* [Your instructions]: Among the entries below, find the lines with "icon" and copy them.

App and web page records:
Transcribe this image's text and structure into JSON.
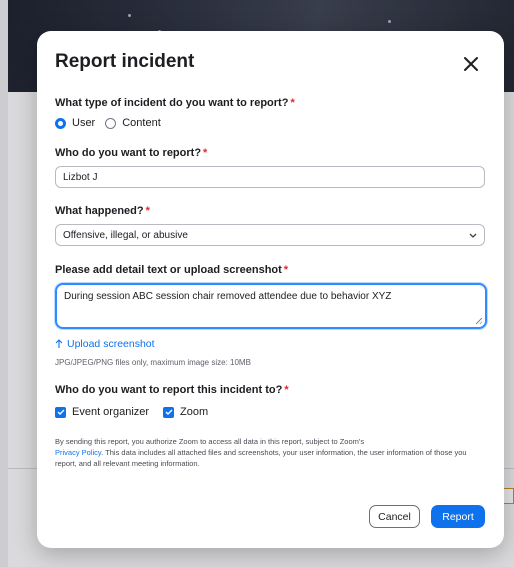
{
  "modal": {
    "title": "Report incident"
  },
  "incident_type": {
    "label": "What type of incident do you want to report?",
    "required_mark": "*",
    "options": [
      "User",
      "Content"
    ],
    "selected": "User"
  },
  "who": {
    "label": "Who do you want to report?",
    "required_mark": "*",
    "value": "Lizbot J"
  },
  "what_happened": {
    "label": "What happened?",
    "required_mark": "*",
    "value": "Offensive, illegal, or abusive"
  },
  "detail": {
    "label": "Please add detail text or upload screenshot",
    "required_mark": "*",
    "value": "During session ABC session chair removed attendee due to behavior XYZ",
    "upload_label": "Upload screenshot",
    "upload_hint": "JPG/JPEG/PNG files only, maximum image size: 10MB"
  },
  "report_to": {
    "label": "Who do you want to report this incident to?",
    "required_mark": "*",
    "options": [
      {
        "label": "Event organizer",
        "checked": true
      },
      {
        "label": "Zoom",
        "checked": true
      }
    ]
  },
  "disclaimer": {
    "before_link": "By sending this report, you authorize Zoom to access all data in this report, subject to Zoom's",
    "link": "Privacy Policy",
    "after_link": ". This data includes all attached files and screenshots, your user information, the user information of those you report, and all relevant meeting information."
  },
  "buttons": {
    "cancel": "Cancel",
    "report": "Report"
  },
  "colors": {
    "accent": "#0e72ed",
    "required": "#e02828"
  }
}
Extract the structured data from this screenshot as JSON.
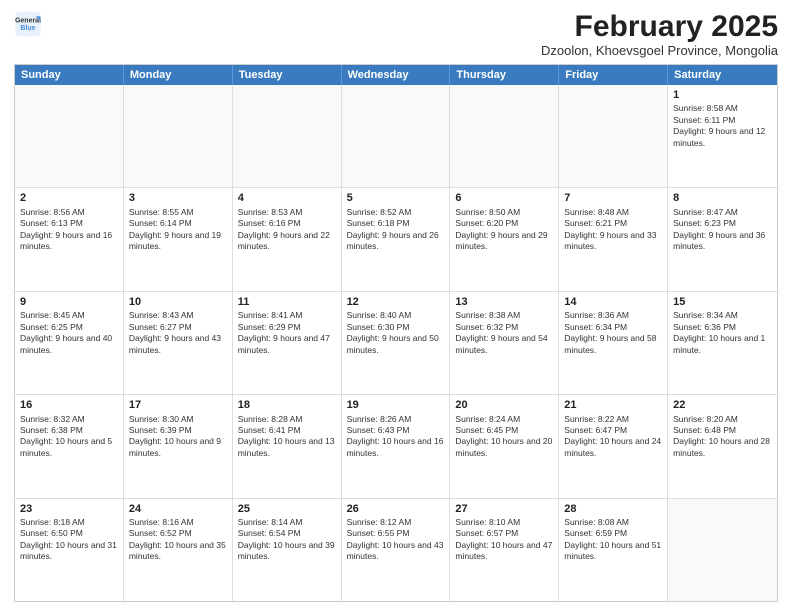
{
  "logo": {
    "line1": "General",
    "line2": "Blue"
  },
  "title": "February 2025",
  "subtitle": "Dzoolon, Khoevsgoel Province, Mongolia",
  "headers": [
    "Sunday",
    "Monday",
    "Tuesday",
    "Wednesday",
    "Thursday",
    "Friday",
    "Saturday"
  ],
  "weeks": [
    [
      {
        "day": "",
        "detail": ""
      },
      {
        "day": "",
        "detail": ""
      },
      {
        "day": "",
        "detail": ""
      },
      {
        "day": "",
        "detail": ""
      },
      {
        "day": "",
        "detail": ""
      },
      {
        "day": "",
        "detail": ""
      },
      {
        "day": "1",
        "detail": "Sunrise: 8:58 AM\nSunset: 6:11 PM\nDaylight: 9 hours and 12 minutes."
      }
    ],
    [
      {
        "day": "2",
        "detail": "Sunrise: 8:56 AM\nSunset: 6:13 PM\nDaylight: 9 hours and 16 minutes."
      },
      {
        "day": "3",
        "detail": "Sunrise: 8:55 AM\nSunset: 6:14 PM\nDaylight: 9 hours and 19 minutes."
      },
      {
        "day": "4",
        "detail": "Sunrise: 8:53 AM\nSunset: 6:16 PM\nDaylight: 9 hours and 22 minutes."
      },
      {
        "day": "5",
        "detail": "Sunrise: 8:52 AM\nSunset: 6:18 PM\nDaylight: 9 hours and 26 minutes."
      },
      {
        "day": "6",
        "detail": "Sunrise: 8:50 AM\nSunset: 6:20 PM\nDaylight: 9 hours and 29 minutes."
      },
      {
        "day": "7",
        "detail": "Sunrise: 8:48 AM\nSunset: 6:21 PM\nDaylight: 9 hours and 33 minutes."
      },
      {
        "day": "8",
        "detail": "Sunrise: 8:47 AM\nSunset: 6:23 PM\nDaylight: 9 hours and 36 minutes."
      }
    ],
    [
      {
        "day": "9",
        "detail": "Sunrise: 8:45 AM\nSunset: 6:25 PM\nDaylight: 9 hours and 40 minutes."
      },
      {
        "day": "10",
        "detail": "Sunrise: 8:43 AM\nSunset: 6:27 PM\nDaylight: 9 hours and 43 minutes."
      },
      {
        "day": "11",
        "detail": "Sunrise: 8:41 AM\nSunset: 6:29 PM\nDaylight: 9 hours and 47 minutes."
      },
      {
        "day": "12",
        "detail": "Sunrise: 8:40 AM\nSunset: 6:30 PM\nDaylight: 9 hours and 50 minutes."
      },
      {
        "day": "13",
        "detail": "Sunrise: 8:38 AM\nSunset: 6:32 PM\nDaylight: 9 hours and 54 minutes."
      },
      {
        "day": "14",
        "detail": "Sunrise: 8:36 AM\nSunset: 6:34 PM\nDaylight: 9 hours and 58 minutes."
      },
      {
        "day": "15",
        "detail": "Sunrise: 8:34 AM\nSunset: 6:36 PM\nDaylight: 10 hours and 1 minute."
      }
    ],
    [
      {
        "day": "16",
        "detail": "Sunrise: 8:32 AM\nSunset: 6:38 PM\nDaylight: 10 hours and 5 minutes."
      },
      {
        "day": "17",
        "detail": "Sunrise: 8:30 AM\nSunset: 6:39 PM\nDaylight: 10 hours and 9 minutes."
      },
      {
        "day": "18",
        "detail": "Sunrise: 8:28 AM\nSunset: 6:41 PM\nDaylight: 10 hours and 13 minutes."
      },
      {
        "day": "19",
        "detail": "Sunrise: 8:26 AM\nSunset: 6:43 PM\nDaylight: 10 hours and 16 minutes."
      },
      {
        "day": "20",
        "detail": "Sunrise: 8:24 AM\nSunset: 6:45 PM\nDaylight: 10 hours and 20 minutes."
      },
      {
        "day": "21",
        "detail": "Sunrise: 8:22 AM\nSunset: 6:47 PM\nDaylight: 10 hours and 24 minutes."
      },
      {
        "day": "22",
        "detail": "Sunrise: 8:20 AM\nSunset: 6:48 PM\nDaylight: 10 hours and 28 minutes."
      }
    ],
    [
      {
        "day": "23",
        "detail": "Sunrise: 8:18 AM\nSunset: 6:50 PM\nDaylight: 10 hours and 31 minutes."
      },
      {
        "day": "24",
        "detail": "Sunrise: 8:16 AM\nSunset: 6:52 PM\nDaylight: 10 hours and 35 minutes."
      },
      {
        "day": "25",
        "detail": "Sunrise: 8:14 AM\nSunset: 6:54 PM\nDaylight: 10 hours and 39 minutes."
      },
      {
        "day": "26",
        "detail": "Sunrise: 8:12 AM\nSunset: 6:55 PM\nDaylight: 10 hours and 43 minutes."
      },
      {
        "day": "27",
        "detail": "Sunrise: 8:10 AM\nSunset: 6:57 PM\nDaylight: 10 hours and 47 minutes."
      },
      {
        "day": "28",
        "detail": "Sunrise: 8:08 AM\nSunset: 6:59 PM\nDaylight: 10 hours and 51 minutes."
      },
      {
        "day": "",
        "detail": ""
      }
    ]
  ]
}
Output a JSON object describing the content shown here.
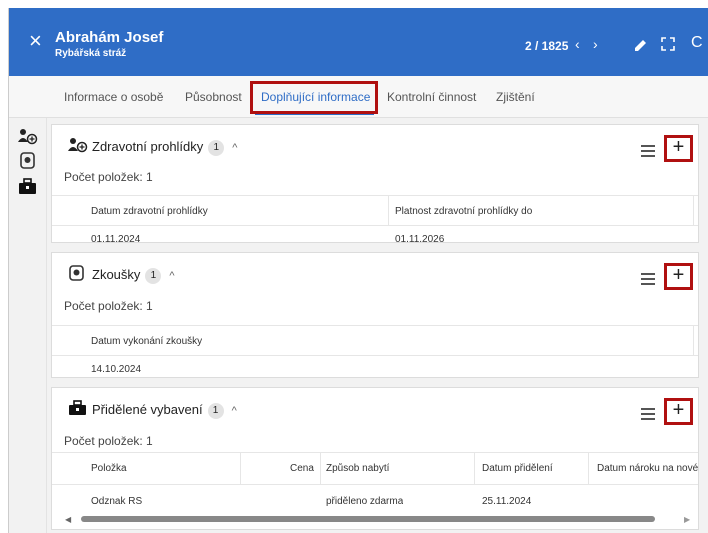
{
  "header": {
    "close_glyph": "×",
    "name": "Abrahám Josef",
    "subtitle": "Rybářská stráž",
    "pager": "2 / 1825",
    "prev_glyph": "‹",
    "next_glyph": "›",
    "expand_glyph": "⛶",
    "refresh_glyph": "C",
    "color": "#2f6dc6"
  },
  "tabs": [
    {
      "label": "Informace o osobě",
      "active": false
    },
    {
      "label": "Působnost",
      "active": false
    },
    {
      "label": "Doplňující informace",
      "active": true
    },
    {
      "label": "Kontrolní činnost",
      "active": false
    },
    {
      "label": "Zjištění",
      "active": false
    }
  ],
  "rail": [
    "medical-person-icon",
    "test-badge-icon",
    "toolbox-icon"
  ],
  "sections": {
    "health": {
      "title": "Zdravotní prohlídky",
      "badge": "1",
      "caret": "^",
      "count": "Počet položek: 1",
      "add": "+",
      "icon": "medical-person-icon",
      "columns": [
        "Datum zdravotní prohlídky",
        "Platnost zdravotní prohlídky do"
      ],
      "rows": [
        [
          "01.11.2024",
          "01.11.2026"
        ]
      ]
    },
    "exams": {
      "title": "Zkoušky",
      "badge": "1",
      "caret": "^",
      "count": "Počet položek: 1",
      "add": "+",
      "icon": "test-badge-icon",
      "columns": [
        "Datum vykonání zkoušky"
      ],
      "rows": [
        [
          "14.10.2024"
        ]
      ]
    },
    "equipment": {
      "title": "Přidělené vybavení",
      "badge": "1",
      "caret": "^",
      "count": "Počet položek: 1",
      "add": "+",
      "icon": "toolbox-icon",
      "columns": [
        "Položka",
        "Cena",
        "Způsob nabytí",
        "Datum přidělení",
        "Datum nároku na nové"
      ],
      "rows": [
        [
          "Odznak RS",
          "",
          "přiděleno zdarma",
          "25.11.2024",
          ""
        ]
      ]
    }
  },
  "scrollbar": {
    "left_glyph": "◀",
    "right_glyph": "▶"
  },
  "accent_red": "#b01010"
}
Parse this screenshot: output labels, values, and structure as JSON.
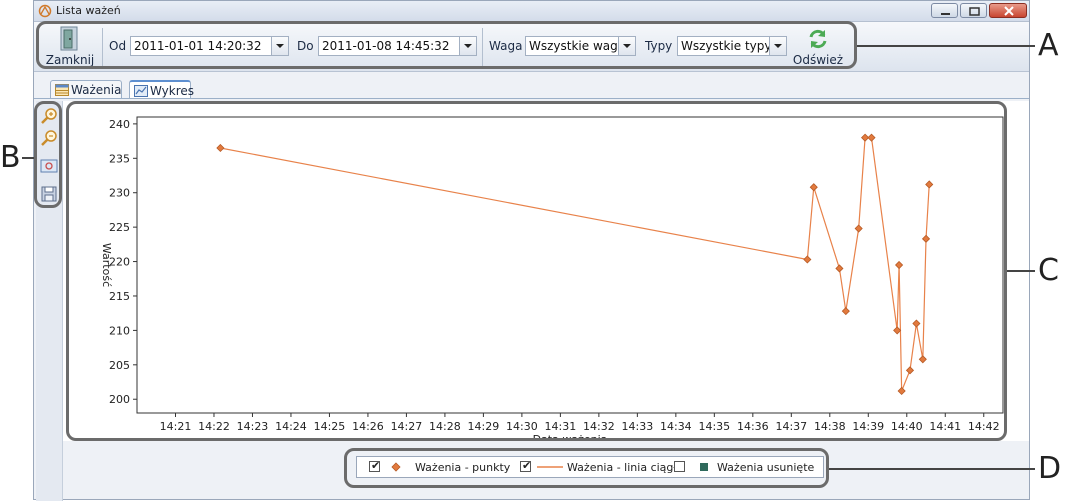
{
  "window": {
    "title": "Lista ważeń"
  },
  "toolbar": {
    "close_label": "Zamknij",
    "from_label": "Od",
    "from_value": "2011-01-01 14:20:32",
    "to_label": "Do",
    "to_value": "2011-01-08 14:45:32",
    "scale_label": "Waga",
    "scale_value": "Wszystkie wagi",
    "types_label": "Typy",
    "types_value": "Wszystkie typy",
    "refresh_label": "Odśwież"
  },
  "tabs": [
    {
      "label": "Ważenia",
      "active": false
    },
    {
      "label": "Wykres",
      "active": true
    }
  ],
  "side_tools": [
    "zoom-in-icon",
    "zoom-out-icon",
    "fit-view-icon",
    "save-icon"
  ],
  "callouts": {
    "a": "A",
    "b": "B",
    "c": "C",
    "d": "D"
  },
  "legend": {
    "points_label": "Ważenia - punkty",
    "points_checked": true,
    "line_label": "Ważenia - linia ciągła",
    "line_checked": true,
    "deleted_label": "Ważenia usunięte",
    "deleted_checked": false
  },
  "colors": {
    "series": "#e8824a",
    "point_fill": "#e27a3e",
    "point_stroke": "#b65a25",
    "deleted": "#2f6a5c"
  },
  "chart_data": {
    "type": "line",
    "xlabel": "Data ważenia",
    "ylabel": "Wartość",
    "ylim": [
      198,
      241
    ],
    "yticks": [
      200,
      205,
      210,
      215,
      220,
      225,
      230,
      235,
      240
    ],
    "xticks": [
      "14:21",
      "14:22",
      "14:23",
      "14:24",
      "14:25",
      "14:26",
      "14:27",
      "14:28",
      "14:29",
      "14:30",
      "14:31",
      "14:32",
      "14:33",
      "14:34",
      "14:35",
      "14:36",
      "14:37",
      "14:38",
      "14:39",
      "14:40",
      "14:41",
      "14:42"
    ],
    "series": [
      {
        "name": "Ważenia - punkty",
        "x": [
          "14:22:10",
          "14:37:25",
          "14:37:35",
          "14:38:15",
          "14:38:25",
          "14:38:45",
          "14:38:55",
          "14:39:05",
          "14:39:45",
          "14:39:48",
          "14:39:52",
          "14:40:05",
          "14:40:15",
          "14:40:25",
          "14:40:30",
          "14:40:35"
        ],
        "values": [
          236.5,
          220.3,
          230.8,
          219.0,
          212.8,
          224.8,
          238.0,
          238.0,
          210.0,
          219.5,
          201.2,
          204.2,
          211.0,
          205.8,
          223.3,
          231.2
        ]
      }
    ],
    "grid": false,
    "legend_position": "bottom"
  }
}
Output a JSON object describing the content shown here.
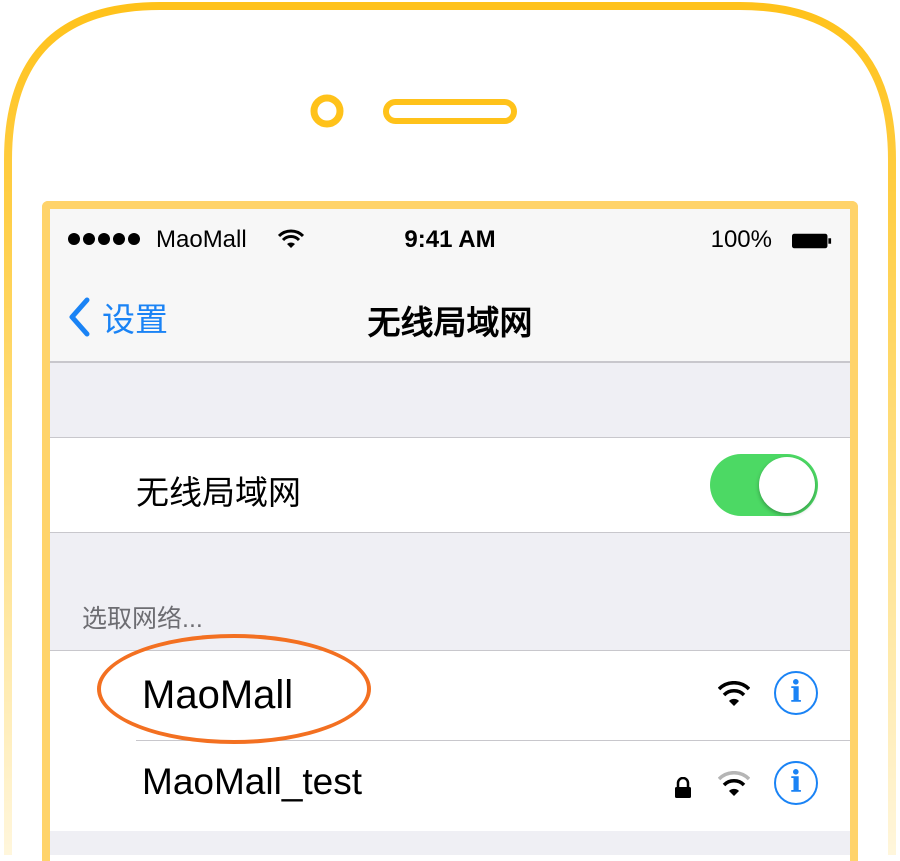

* [Response to this task]:
    "medical-person-icon",
    "test-badge-icon",
    "toolbox-icon"
      "icon": "medical-person-icon",
      "icon": "test-badge-icon",
      "icon": "toolbox-icon",
    "zoom-in-icon",
    "zoom-out-icon",
    "fit-view-icon",
    "save-icon"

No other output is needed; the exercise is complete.